■ Task directions
The lines you return should be those containing the string "icon", taken from the data below.

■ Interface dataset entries
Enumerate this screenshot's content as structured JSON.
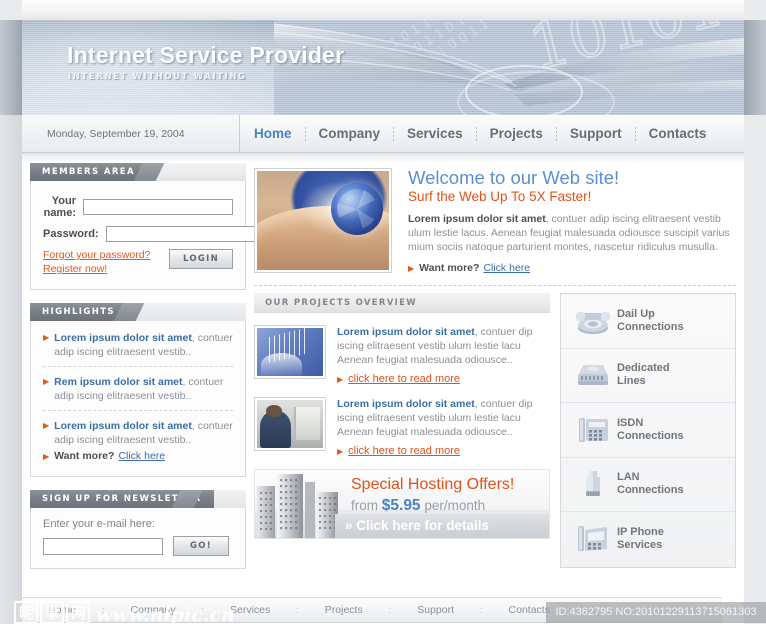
{
  "banner": {
    "title": "Internet Service Provider",
    "tagline": "INTERNET WITHOUT WAITING"
  },
  "topbar": {
    "date": "Monday, September 19, 2004",
    "nav": [
      {
        "label": "Home",
        "active": true
      },
      {
        "label": "Company",
        "active": false
      },
      {
        "label": "Services",
        "active": false
      },
      {
        "label": "Projects",
        "active": false
      },
      {
        "label": "Support",
        "active": false
      },
      {
        "label": "Contacts",
        "active": false
      }
    ]
  },
  "sidebar": {
    "members": {
      "title": "MEMBERS AREA",
      "name_label": "Your name:",
      "name_value": "",
      "password_label": "Password:",
      "password_value": "",
      "forgot_link": "Forgot your password?",
      "register_link": "Register now!",
      "login_button": "LOGIN"
    },
    "highlights": {
      "title": "HIGHLIGHTS",
      "items": [
        {
          "bold": "Lorem ipsum dolor sit amet",
          "rest": ",",
          "tail": "contuer adip iscing elitraesent vestib.."
        },
        {
          "bold": "Rem ipsum dolor sit amet",
          "rest": ", contuer",
          "tail": "adip iscing elitraesent vestib.."
        },
        {
          "bold": "Lorem ipsum dolor sit amet",
          "rest": ",",
          "tail": "contuer adip iscing elitraesent vestib.."
        }
      ],
      "more_label": "Want more?",
      "more_link": "Click here"
    },
    "newsletter": {
      "title": "SIGN UP FOR NEWSLETTER",
      "label": "Enter your e-mail here:",
      "value": "",
      "button": "GO!"
    }
  },
  "main": {
    "welcome": {
      "title": "Welcome to our Web site!",
      "subtitle": "Surf the Web Up To 5X Faster!",
      "body_bold": "Lorem ipsum dolor sit amet",
      "body_rest": ", contuer adip iscing elitraesent vestib ulum lestie lacus. Aenean  feugiat malesuada odiousce suscipit varius mium sociis natoque parturient montes, nascetur ridiculus musulla.",
      "more_label": "Want more?",
      "more_link": "Click here"
    },
    "projects": {
      "bar_title": "OUR PROJECTS OVERVIEW",
      "items": [
        {
          "bold": "Lorem ipsum dolor sit amet",
          "rest": ", contuer dip iscing elitraesent vestib ulum lestie lacu Aenean  feugiat malesuada odiousce..",
          "link": "click here to read more",
          "thumb": "network-thumb"
        },
        {
          "bold": "Lorem ipsum dolor sit amet",
          "rest": ", contuer dip iscing elitraesent vestib ulum lestie lacu Aenean  feugiat malesuada odiousce..",
          "link": "click here to read more",
          "thumb": "operator-thumb"
        }
      ]
    },
    "services": [
      {
        "label": "Dail Up\nConnections",
        "icon": "telephone-icon"
      },
      {
        "label": "Dedicated\nLines",
        "icon": "server-rack-icon"
      },
      {
        "label": "ISDN\nConnections",
        "icon": "isdn-phone-icon"
      },
      {
        "label": "LAN\nConnections",
        "icon": "rj45-plug-icon"
      },
      {
        "label": "IP Phone\nServices",
        "icon": "ip-phone-icon"
      }
    ],
    "hosting": {
      "title": "Special Hosting Offers!",
      "price_prefix": "from",
      "price": "$5.95",
      "price_suffix": "per/month",
      "cta": "» Click here for details"
    }
  },
  "footer": {
    "nav": [
      "Home",
      "Company",
      "Services",
      "Projects",
      "Support",
      "Contacts"
    ],
    "separator": ":"
  },
  "watermark": {
    "site": "www.nipic.cn",
    "id_text": "ID:4362795 NO:20101229113715061303"
  },
  "colors": {
    "accent_blue": "#4a82c4",
    "accent_orange": "#e0521b",
    "heading_blue": "#5b8fd0",
    "link_blue": "#3a6ea8",
    "panel_head": "#787e85",
    "muted_text": "#8b9097"
  }
}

■ Solution below
        "icon": "telephone-icon"
        "icon": "server-rack-icon"
        "icon": "isdn-phone-icon"
        "icon": "rj45-plug-icon"
        "icon": "ip-phone-icon"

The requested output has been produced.